Okay, bear with me as we go deeper down the rabbit hole. There is one last feature I must mention: Willpower. Willpower is a stat specific to each character that lets the unit do extra damage or movement (some classes can do both) in a turn. However, it is a finite resource that doesn’t refill until a battle is over. This is when the chess comparison feels apt, since top-tier players will need to be mindful of their opponents’ positioning and willpower.
Perhaps a warrior can’t hurt your axeman from that distance with that much strength, but if the other player tosses in one willpower to move an extra square on the grid and an extra willpower for more damage, you may just lose your burly, bearded companion. In a nice touch, all the corpses remain spread out on the ground, serving as a constant reminder of the bloodshed that transpired — not that there is any blood in this decidedly PG, Disney-inspired world.
In between matches, you’ll return to your gorgeously rendered hub town, complete with some very eye-catching parallax scrolling. Here you’ll be able to upgrade troops, see your achievements, buy characters, and eventually purchase items that will provide a secondary ability in combat (though this feature may come in post-release patch). All of Factions’ characters, boards (of which there will be around eight at release), and assets are being borrowed from the to-be-released single-player retail game. Though Factions’ players will be able to play against Banner Saga Chapter 1’s players in 2013, they won’t have access to the 16 new character classes that release will introduce.

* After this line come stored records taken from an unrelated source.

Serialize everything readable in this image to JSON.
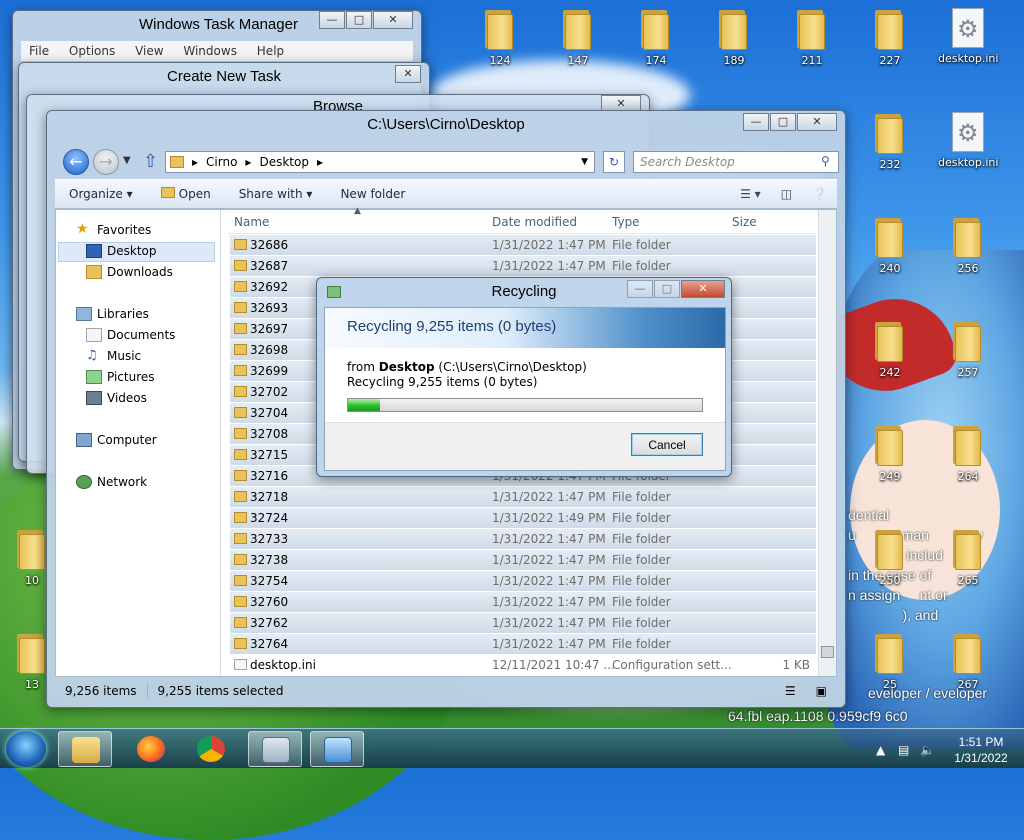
{
  "desktop": {
    "icons": [
      {
        "label": "124"
      },
      {
        "label": "147"
      },
      {
        "label": "174"
      },
      {
        "label": "189"
      },
      {
        "label": "211"
      },
      {
        "label": "227"
      },
      {
        "label": "desktop.ini"
      },
      {
        "label": "232"
      },
      {
        "label": "desktop.ini"
      },
      {
        "label": "240"
      },
      {
        "label": "256"
      },
      {
        "label": "242"
      },
      {
        "label": "257"
      },
      {
        "label": "249"
      },
      {
        "label": "264"
      },
      {
        "label": "250"
      },
      {
        "label": "265"
      },
      {
        "label": "25"
      },
      {
        "label": "267"
      },
      {
        "label": "10"
      },
      {
        "label": "13"
      }
    ],
    "overlay_lines": "dential\nu         y man          ay\n            d includ\nin the case of\nn assign     nt or\n              ), and",
    "overlay_bottom": "64.fbl    eap.1108      0.959cf9        6c0",
    "overlay_developer": "eveloper / eveloper"
  },
  "taskmgr": {
    "title": "Windows Task Manager",
    "menu": [
      "File",
      "Options",
      "View",
      "Windows",
      "Help"
    ]
  },
  "createtask": {
    "title": "Create New Task"
  },
  "browse": {
    "title": "Browse"
  },
  "explorer": {
    "title": "C:\\Users\\Cirno\\Desktop",
    "breadcrumb": [
      "Cirno",
      "Desktop"
    ],
    "search_placeholder": "Search Desktop",
    "toolbar": {
      "organize": "Organize",
      "open": "Open",
      "share": "Share with",
      "newfolder": "New folder"
    },
    "nav": {
      "favorites": "Favorites",
      "desktop": "Desktop",
      "downloads": "Downloads",
      "libraries": "Libraries",
      "documents": "Documents",
      "music": "Music",
      "pictures": "Pictures",
      "videos": "Videos",
      "computer": "Computer",
      "network": "Network"
    },
    "columns": {
      "name": "Name",
      "date": "Date modified",
      "type": "Type",
      "size": "Size"
    },
    "rows": [
      {
        "name": "32686",
        "date": "1/31/2022 1:47 PM",
        "type": "File folder",
        "size": ""
      },
      {
        "name": "32687",
        "date": "1/31/2022 1:47 PM",
        "type": "File folder",
        "size": ""
      },
      {
        "name": "32692",
        "date": "",
        "type": "",
        "size": ""
      },
      {
        "name": "32693",
        "date": "",
        "type": "",
        "size": ""
      },
      {
        "name": "32697",
        "date": "",
        "type": "",
        "size": ""
      },
      {
        "name": "32698",
        "date": "",
        "type": "",
        "size": ""
      },
      {
        "name": "32699",
        "date": "",
        "type": "",
        "size": ""
      },
      {
        "name": "32702",
        "date": "",
        "type": "",
        "size": ""
      },
      {
        "name": "32704",
        "date": "",
        "type": "",
        "size": ""
      },
      {
        "name": "32708",
        "date": "",
        "type": "",
        "size": ""
      },
      {
        "name": "32715",
        "date": "",
        "type": "",
        "size": ""
      },
      {
        "name": "32716",
        "date": "1/31/2022 1:47 PM",
        "type": "File folder",
        "size": ""
      },
      {
        "name": "32718",
        "date": "1/31/2022 1:47 PM",
        "type": "File folder",
        "size": ""
      },
      {
        "name": "32724",
        "date": "1/31/2022 1:49 PM",
        "type": "File folder",
        "size": ""
      },
      {
        "name": "32733",
        "date": "1/31/2022 1:47 PM",
        "type": "File folder",
        "size": ""
      },
      {
        "name": "32738",
        "date": "1/31/2022 1:47 PM",
        "type": "File folder",
        "size": ""
      },
      {
        "name": "32754",
        "date": "1/31/2022 1:47 PM",
        "type": "File folder",
        "size": ""
      },
      {
        "name": "32760",
        "date": "1/31/2022 1:47 PM",
        "type": "File folder",
        "size": ""
      },
      {
        "name": "32762",
        "date": "1/31/2022 1:47 PM",
        "type": "File folder",
        "size": ""
      },
      {
        "name": "32764",
        "date": "1/31/2022 1:47 PM",
        "type": "File folder",
        "size": ""
      },
      {
        "name": "desktop.ini",
        "date": "12/11/2021 10:47 ...",
        "type": "Configuration sett...",
        "size": "1 KB"
      }
    ],
    "status": {
      "items": "9,256 items",
      "selected": "9,255 items selected"
    }
  },
  "recycle": {
    "title": "Recycling",
    "heading": "Recycling 9,255 items (0 bytes)",
    "from_label": "from",
    "from_bold": "Desktop",
    "from_path": "(C:\\Users\\Cirno\\Desktop)",
    "detail": "Recycling 9,255 items (0 bytes)",
    "progress": 0.09,
    "cancel": "Cancel"
  },
  "taskbar": {
    "time": "1:51 PM",
    "date": "1/31/2022"
  },
  "colors": {
    "accent": "#1f62b8",
    "progress": "#2fbf2f"
  }
}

In one of the more inspired uses of the Kickstarter platform, Stoic is including 2,000 banners made by backers in the game. These crests will be ways that players can identify themselves, but they can further customize them by displaying earned trophies they are proud of stitched beside their chosen crest. It’s kind of like apparel in free-to-play games, but, instead of saying “I paid this much for this,” you are telling players, “I EARNED this trophy so watch out!” It’s a really nice touch that makes achievements mean something to more than just the player earning them.
Though Factions is merely a multiplayer offshoot of the single-player epic Stoic is creating, it certainly feels like a full game and one that the developer is confident in supporting as it releases its trilogy to downloadable services. With sound by the guys behind L.A. Noire, music from the composer of Journey, and painstakingly hand-drawn art by Powerhouse Animation (Epic Mickey 2), Banner Saga Factions is a game that feels, looks, and plays like no other turn-based game, least of all Chess or Checkers. Though this bite-size sampling of what’s to come may not be what backers wanted, it should tide them over until they get the main course in early 2013.
Factions will be released for PC and Mac in early November, followed by releases on Linux, iPad, and Ouya. However, you can play the game early at Fantastic Arcade this weekend. A beta for backers will roll out soon after.
Stoic is also considering giving the free-to-play game its own story mode in an update, but one step at a time. Though biting off more than they can chew and still managing to swallow is slowly becoming the norm for this young, ambitious developer.